Your job is to return every line in the data holding the string "Ribu".
Start of PROVIDED MATERIAL
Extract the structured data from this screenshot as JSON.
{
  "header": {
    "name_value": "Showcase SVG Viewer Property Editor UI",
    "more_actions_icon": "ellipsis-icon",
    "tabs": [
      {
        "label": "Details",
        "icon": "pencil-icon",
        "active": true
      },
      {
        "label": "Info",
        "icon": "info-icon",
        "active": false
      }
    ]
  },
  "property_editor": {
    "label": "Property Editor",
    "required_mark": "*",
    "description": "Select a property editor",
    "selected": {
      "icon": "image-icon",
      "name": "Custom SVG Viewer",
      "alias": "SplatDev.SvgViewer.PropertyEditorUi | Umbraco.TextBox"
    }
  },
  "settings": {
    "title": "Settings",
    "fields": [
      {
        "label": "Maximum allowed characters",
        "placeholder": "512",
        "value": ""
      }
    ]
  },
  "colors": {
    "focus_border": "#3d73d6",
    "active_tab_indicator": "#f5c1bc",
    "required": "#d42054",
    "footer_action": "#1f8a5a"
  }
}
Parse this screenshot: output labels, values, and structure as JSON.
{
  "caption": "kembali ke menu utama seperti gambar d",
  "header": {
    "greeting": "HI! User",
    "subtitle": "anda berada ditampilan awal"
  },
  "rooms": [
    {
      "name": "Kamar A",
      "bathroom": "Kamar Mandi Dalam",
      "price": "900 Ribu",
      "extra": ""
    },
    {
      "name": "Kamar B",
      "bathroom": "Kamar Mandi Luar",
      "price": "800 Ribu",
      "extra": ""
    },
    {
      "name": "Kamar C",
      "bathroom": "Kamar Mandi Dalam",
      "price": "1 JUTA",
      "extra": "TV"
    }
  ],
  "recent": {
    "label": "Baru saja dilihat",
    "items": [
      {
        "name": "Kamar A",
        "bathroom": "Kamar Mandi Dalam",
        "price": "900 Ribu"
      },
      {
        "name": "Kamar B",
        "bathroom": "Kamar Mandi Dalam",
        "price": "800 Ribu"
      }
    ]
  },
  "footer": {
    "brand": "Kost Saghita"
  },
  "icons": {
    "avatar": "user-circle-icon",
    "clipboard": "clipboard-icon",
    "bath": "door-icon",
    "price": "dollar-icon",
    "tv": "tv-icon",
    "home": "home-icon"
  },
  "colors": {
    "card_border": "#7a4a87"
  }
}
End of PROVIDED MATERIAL
**OUTPUT OF THE TASK:**
      "price": "900 Ribu",
      "price": "800 Ribu",
        "price": "900 Ribu"
        "price": "800 Ribu"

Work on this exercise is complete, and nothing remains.